As I entered the washroom for a much needed ablution, my breath was taken away by what I saw. If the bedroom was a trailer, the entire movie was waiting for me inside along with two cockroaches. Initially I felt as if I had paid a bit too much (Rs 300 precisely) for a public lavatory. The amber luminance of ammonia stains illuminated the stuffy room. The commode flange was missing. The red bucket lying on the floor was about to kick the bucket. I almost spewed at the sight & rushed out of the Nazi execution chamber.
It was ten past twelve & I was feeling sleepy. Suddenly the power went off. I opened the window & a diesel breeze wafted through it. The road was jammed with insomniac cars driven by equally insomniac people. A nocturnal mayhem had already engulfed the city. The circling fan added to it by making some unusual, gothic sounds. My senses were busy deciphering the enigmatic night at 'Crystal House Tourist Home'. I dreamed about Saleem dancing around a coconut tree clad in a vest & a maroon lungi, singing – “You can check out any time you like but you can never leave...la la la la la”. He kept on dancing as the legendary Don Felder & Joe Walsh performed the haunting guitar duet.

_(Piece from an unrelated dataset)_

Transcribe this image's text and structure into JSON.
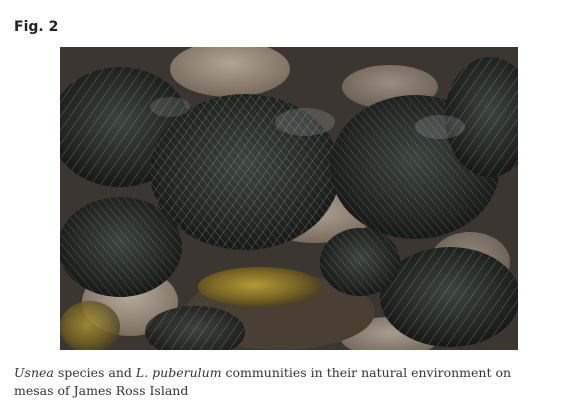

The jarring ring of the telephone woke me up in the morning.
“Good morning, do you want to order anything for breakfast.”
“Hmmm, well, a cup of coffee & a sandwich”. I groaned, slowly pulling myself out of bed.
“Ok”. Saleem kept the phone down.
It was just 5 o’ clock in the morning & my adorable host could not find a better time to take orders for breakfast. I lay numb on the bed for about an hour with two sleep starved eyes. Finally I thought that I needed to go. I got up, put a mint inside my mouth, packed my bags & headed off towards the desk for the checking out formalities. I discovered an elevator at the end of the corridor. It appeared to be out of order for ages. The epitaph of the elevator read - ‘Lift in use".
Mr. Saleem was found sitting at the desk, engrossed in a local Malayalam daily.
“Saleem, where’s my breakfast?” I asked inquisitively.
The golden words of the airhead echoed inside my mind -“Good morning, do you want to order anything for breakfast.”
The ringing telephone, the bed sheet, the cockroaches, the urea stains, the pesky fan, the defunct elevator – all mustered around me. I badly wanted to bang the telephone receiver on his empty head. I wanted to strangle him with the stained bed sheet. I wanted to unleash the cockroaches in his morning tea. I wanted to lock him up in that stinking bathroom. I wanted to make him listen to the Himesh Reshamiyan fan till eternity & last but not the least; I wanted that lift to uplift him to the zenith of hysteria. Once again I had to control my bestial urges.
“Saleem, make the bill fast” that's all I said.
“Rs 382” Saleem handed over the bill to me.
“What’s the extra Rs 82 for?” I asked curiously.